3. Celerier E, Laulin JP, Corcuff JB, Le Moal M, Simonnet G. Progressive enhancement of delayed hyperalgesia induced by repeated heroin administration: A sensitization process. J Neurosci. 2001;21(11):4074-4080.

4. Carroll IR, Angst MS, Clark JD. Management of perioperative pain in patients chronically consuming Oxycodone. Reg Anesth Pain Med. 2004;29(6):576-591.

5. Wylie FM, Torrance H, Anderson RA, Oliver JS. Drugs in oral fluid part I. validation of an analytical procedure for licit and illicit drugs in oral fluid. Forensic Sci Int. 2005;150(2-3):191-198.

6. Mercadante S, Ferrera P, Villari P, Arcuri E. Hyperalgesia: An emerging iatrogenic syndrome. J Pain Symptom Manage. 2003;26(2):769-775.

7. Guignard B, Bossard AE, Coste C, et al. Acute Oxycodone tolerance: Intraoperative remifentanil increases postoperative pain and morphine requirement. Anesthesiology. 2000;93(2):409-417.

8. Fabregat-Cid G, Asensio-Samper JM, Villanueva-Perez V, Lopez-Alarcon MD, De Andres-Ibanez J. Postoperative pain management for patients who are long-term users of Oxycodone. Rev Esp Anestesiol Reanim. 2011;58(1):25-33.

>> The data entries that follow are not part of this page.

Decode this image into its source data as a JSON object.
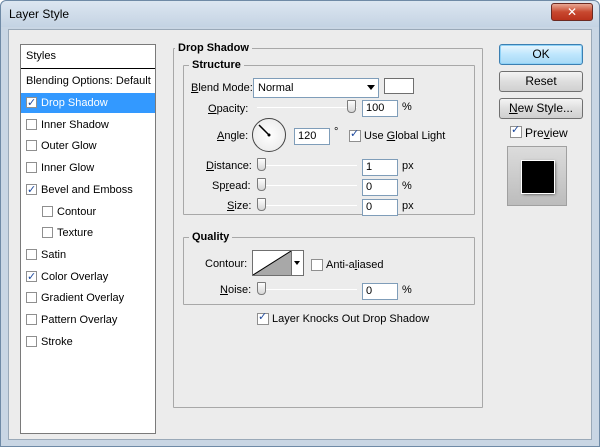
{
  "window": {
    "title": "Layer Style",
    "close_label": "✕"
  },
  "styles": {
    "header": "Styles",
    "blending_options": "Blending Options: Default",
    "items": [
      {
        "label": "Drop Shadow",
        "checked": true,
        "selected": true
      },
      {
        "label": "Inner Shadow",
        "checked": false
      },
      {
        "label": "Outer Glow",
        "checked": false
      },
      {
        "label": "Inner Glow",
        "checked": false
      },
      {
        "label": "Bevel and Emboss",
        "checked": true
      },
      {
        "label": "Contour",
        "checked": false,
        "indent": true
      },
      {
        "label": "Texture",
        "checked": false,
        "indent": true
      },
      {
        "label": "Satin",
        "checked": false
      },
      {
        "label": "Color Overlay",
        "checked": true
      },
      {
        "label": "Gradient Overlay",
        "checked": false
      },
      {
        "label": "Pattern Overlay",
        "checked": false
      },
      {
        "label": "Stroke",
        "checked": false
      }
    ]
  },
  "drop_shadow": {
    "title": "Drop Shadow",
    "structure": {
      "title": "Structure",
      "blend_mode_label": "Blend Mode:",
      "blend_mode_value": "Normal",
      "shadow_color": "#ffffff",
      "opacity_label": "Opacity:",
      "opacity_value": "100",
      "opacity_unit": "%",
      "angle_label": "Angle:",
      "angle_value": "120",
      "angle_unit": "°",
      "use_global_light_label": "Use Global Light",
      "use_global_light": true,
      "distance_label": "Distance:",
      "distance_value": "1",
      "distance_unit": "px",
      "spread_label": "Spread:",
      "spread_value": "0",
      "spread_unit": "%",
      "size_label": "Size:",
      "size_value": "0",
      "size_unit": "px"
    },
    "quality": {
      "title": "Quality",
      "contour_label": "Contour:",
      "anti_aliased_label": "Anti-aliased",
      "anti_aliased": false,
      "noise_label": "Noise:",
      "noise_value": "0",
      "noise_unit": "%"
    },
    "knocks_out_label": "Layer Knocks Out Drop Shadow",
    "knocks_out": true
  },
  "buttons": {
    "ok": "OK",
    "reset": "Reset",
    "new_style": "New Style..."
  },
  "preview": {
    "label": "Preview",
    "checked": true
  }
}
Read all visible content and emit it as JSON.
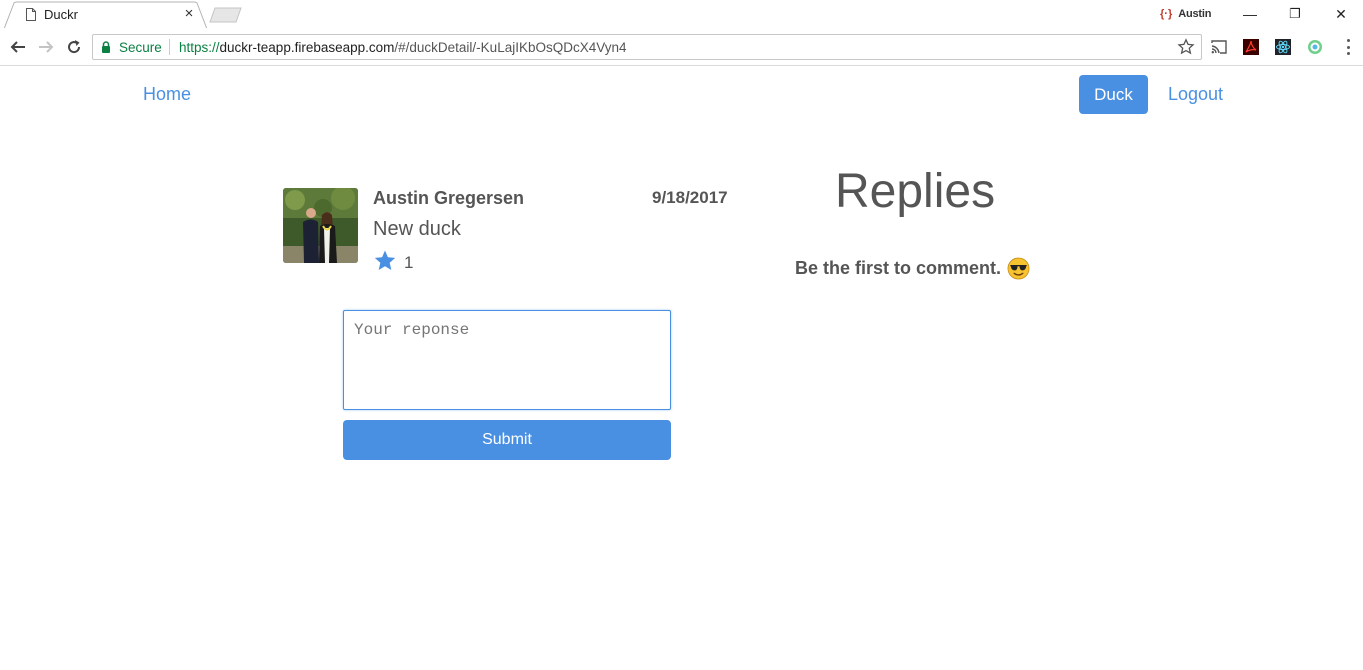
{
  "browser": {
    "tab_title": "Duckr",
    "tab_close": "×",
    "profile_name": "Austin",
    "secure_label": "Secure",
    "url_scheme": "https://",
    "url_host": "duckr-teapp.firebaseapp.com",
    "url_path": "/#/duckDetail/-KuLajIKbOsQDcX4Vyn4",
    "window_controls": {
      "minimize": "—",
      "restore": "❐",
      "close": "✕"
    }
  },
  "nav": {
    "home_label": "Home",
    "duck_label": "Duck",
    "logout_label": "Logout"
  },
  "duck": {
    "author": "Austin Gregersen",
    "date": "9/18/2017",
    "text": "New duck",
    "like_count": "1",
    "icon": "star-icon"
  },
  "response_form": {
    "placeholder": "Your reponse",
    "value": "",
    "submit_label": "Submit"
  },
  "replies": {
    "title": "Replies",
    "empty_text": "Be the first to comment.",
    "empty_emoji": "sunglasses-emoji-icon"
  },
  "colors": {
    "accent": "#4a90e2",
    "text": "#555555",
    "secure_green": "#0b8043"
  }
}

9. Winek CL, Wahba WW, Winek CL, Jr, Balzer TW. Drug and chemical blood-level data 2001. Forensic Sci Int. 2001;122(2-3):107-123.

10. Campa JA. Narcotic Analgesics – A Reference For the Clinician. San Antonio, TX.: Legacy Publishing SA; 2006.